It’s one of the great turning points of history. In one of the many struggles for supreme power that divided the later Roman empire, a contender named Constantine prevailed at the battle of Milvian bridge, in 312, and went on to assume the imperial diadem. According to the historian Eusebius, the night before his victory, Constantine had seen a vision of the cross in the skies, bearing the inscription, in Latin, In hoc signo vinces, ‘by this sign shalt thou conquer’. What Constantine actually saw has been disputed; what can’t be disputed is that the crucified king of the Jews was adopted as the savior of the Roman Caesar and people. The Roman empire became a Christian empire. And it was Constantine’s mother, the empress Helena, who discovered in Jerusalem the cross on which he was crucified, the trophy of Christ’s victory; a relic housed in the great basilica built by her son over the Holy Sepulchre and the rock of Calvary.

A century and half later, the western empire succumbed to barbarian invasions, but the eastern empire, centered on Constantine’s “New Rome”, the city of Constantinople which he built and named after himself on the Bosphorus, endured, and even reclaimed control of the city of Rome. Constantine had relocated the center of Roman power in the east, partly because Rome’s greatest adversary was Persia; and in 607 AD that ancient rivalry broke out once again. At a time when the Christian Roman empire was convulsed by internal crisis, Persian armies occupied the empire’s rich eastern provinces, and in 614 carried away as a trophy of their victory the relics of the True Cross from Jerusalem. A new Roman emperor, Heraclius, fought back with a daring strategy. Leaving his capital Constantinople to the protection of the walls of Theodosius and of the Roman navy, in 623 he launched a counter-attack, not against the occupied provinces, but against the heartland of the Persian empire itself. It took several years, but he brought the Persian empire to its knees. A coup overthrew the shah, and in 629 his successor made peace with Heraclius, restoring the lost provinces and the True Cross.

The festival of the Holy Cross, on September 14th, has its origin in that restoration. When the emperor carried the sacred relics into the holy city on his own shoulders on this day in 629, he did so with the utmost pomp.
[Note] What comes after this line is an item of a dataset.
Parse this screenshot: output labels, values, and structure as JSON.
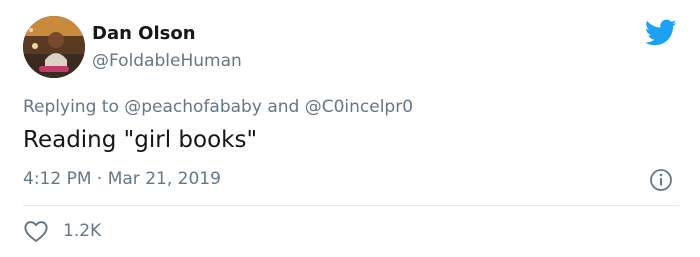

At the entrance to the holy places, however, he stopped, as if prevented by unseen forces – and at the prompting of the patriarch of Jerusalem laid aside his splendid vesture and crown, put on simple clothes, and entered the city barefoot, carrying the cross in its silver case on his shoulders.

The humility was not unfitting; for Heraclius’ victory was short-lived. In 636 the Roman army of Syria was decisively defeated by an army of the Arab tribes, united by the teaching of the prophet Mohammed; and Heraclius lived long enough to see the provinces he had won back with such difficulty lost again, and permanently, to the armies of Islam. It’s true that the Christian Roman empire survived, barely, while the Persian one did not; survived and even flourished albeit in diminished form. Only in 1453 – almost a thousand years after Constantine – did Constantinople fall to the Ottoman Turks, and became the capital of that huge Muslim empire. Yet for much of a thousand years, it was the primary bulwark against Muslim expansion into Europe, protecting the nascent Christian civilization that developed there, out of which emerged our own modernity.

What then, In hoc signo vinces? Despite the triumphalism of earthly empires, there is but one kingdom that stands forever, and it is not of this world. Now is the judgment of this world, now shall the prince of this world be cast out; and I, if I be lifted up from the earth, will draw all men unto me. What we celebrate in the victory of the cross is our deliverance from pride and vainglory, in the triumph of God’s inscrutable providence. At a demoralizing time in our own country’s history, we might do well to renew our faith in the cross:

When I survey the wondrous cross
On which the Prince of glory died,
My richest gain I count but loss,
And pour contempt on all my pride.


This essay was published in the St. John’s Parish Paper for Sunday, Sept. 12, 2021. If you have questions or topics for a featured story, please send them to Rector Gavin Dunbar.

(Image: The altar at St. John’s)